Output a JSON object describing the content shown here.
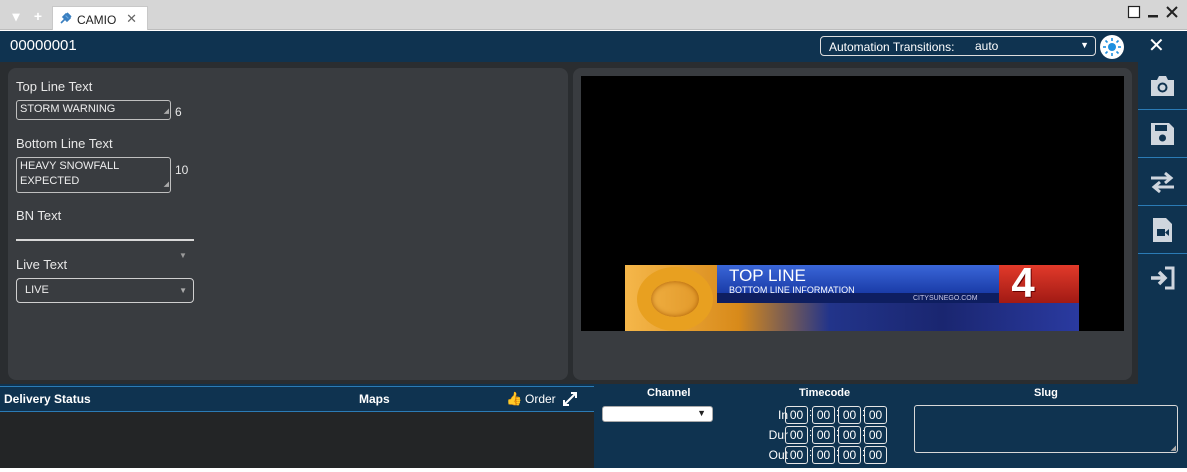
{
  "tab": {
    "label": "CAMIO",
    "close": "✕"
  },
  "header": {
    "item_id": "00000001",
    "automation_label": "Automation Transitions:",
    "automation_value": "auto",
    "close": "✕"
  },
  "form": {
    "top_line_label": "Top Line Text",
    "top_line_value": "STORM WARNING",
    "top_line_count": "6",
    "bottom_line_label": "Bottom Line Text",
    "bottom_line_value_1": "HEAVY SNOWFALL",
    "bottom_line_value_2": "EXPECTED",
    "bottom_line_count": "10",
    "bn_label": "BN Text",
    "live_label": "Live Text",
    "live_value": "LIVE"
  },
  "preview": {
    "top_line": "TOP LINE",
    "bottom_line": "BOTTOM LINE INFORMATION",
    "url": "CITYSUNEGO.COM",
    "channel_number": "4"
  },
  "toolbar": [
    "camera-icon",
    "save-icon",
    "swap-icon",
    "file-video-icon",
    "sign-in-icon"
  ],
  "bottom": {
    "delivery_status": "Delivery Status",
    "maps": "Maps",
    "order": "Order",
    "channel": "Channel",
    "timecode": "Timecode",
    "slug": "Slug",
    "in_label": "In",
    "dur_label": "Dur",
    "out_label": "Out",
    "tc_in": [
      "00",
      "00",
      "00",
      "00"
    ],
    "tc_dur": [
      "00",
      "00",
      "00",
      "00"
    ],
    "tc_out": [
      "00",
      "00",
      "00",
      "00"
    ]
  }
}
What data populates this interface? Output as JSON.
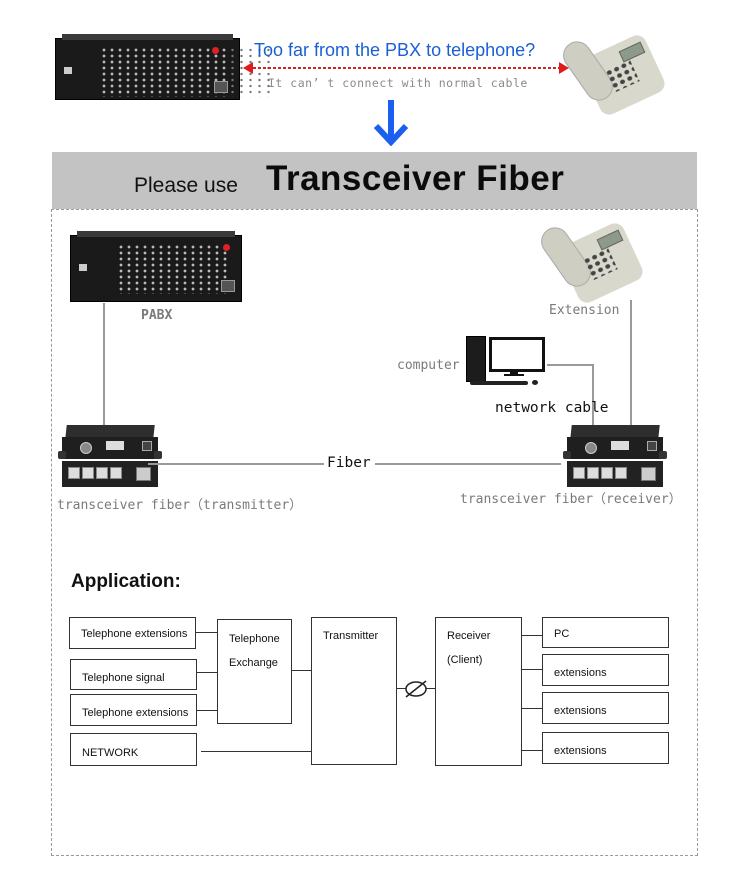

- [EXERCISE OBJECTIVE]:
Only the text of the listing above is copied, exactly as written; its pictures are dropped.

- [REPLY]:
Output a JSON object describing the content shown here.
{
  "tab": {
    "label": "CAMIO",
    "close": "✕"
  },
  "header": {
    "item_id": "00000001",
    "automation_label": "Automation Transitions:",
    "automation_value": "auto",
    "close": "✕"
  },
  "form": {
    "top_line_label": "Top Line Text",
    "top_line_value": "STORM WARNING",
    "top_line_count": "6",
    "bottom_line_label": "Bottom Line Text",
    "bottom_line_value_1": "HEAVY SNOWFALL",
    "bottom_line_value_2": "EXPECTED",
    "bottom_line_count": "10",
    "bn_label": "BN Text",
    "live_label": "Live Text",
    "live_value": "LIVE"
  },
  "preview": {
    "top_line": "TOP LINE",
    "bottom_line": "BOTTOM LINE INFORMATION",
    "url": "CITYSUNEGO.COM",
    "channel_number": "4"
  },
  "toolbar": [
    "camera-icon",
    "save-icon",
    "swap-icon",
    "file-video-icon",
    "sign-in-icon"
  ],
  "bottom": {
    "delivery_status": "Delivery Status",
    "maps": "Maps",
    "order": "Order",
    "channel": "Channel",
    "timecode": "Timecode",
    "slug": "Slug",
    "in_label": "In",
    "dur_label": "Dur",
    "out_label": "Out",
    "tc_in": [
      "00",
      "00",
      "00",
      "00"
    ],
    "tc_dur": [
      "00",
      "00",
      "00",
      "00"
    ],
    "tc_out": [
      "00",
      "00",
      "00",
      "00"
    ]
  }
}
What data populates this interface? Output as JSON.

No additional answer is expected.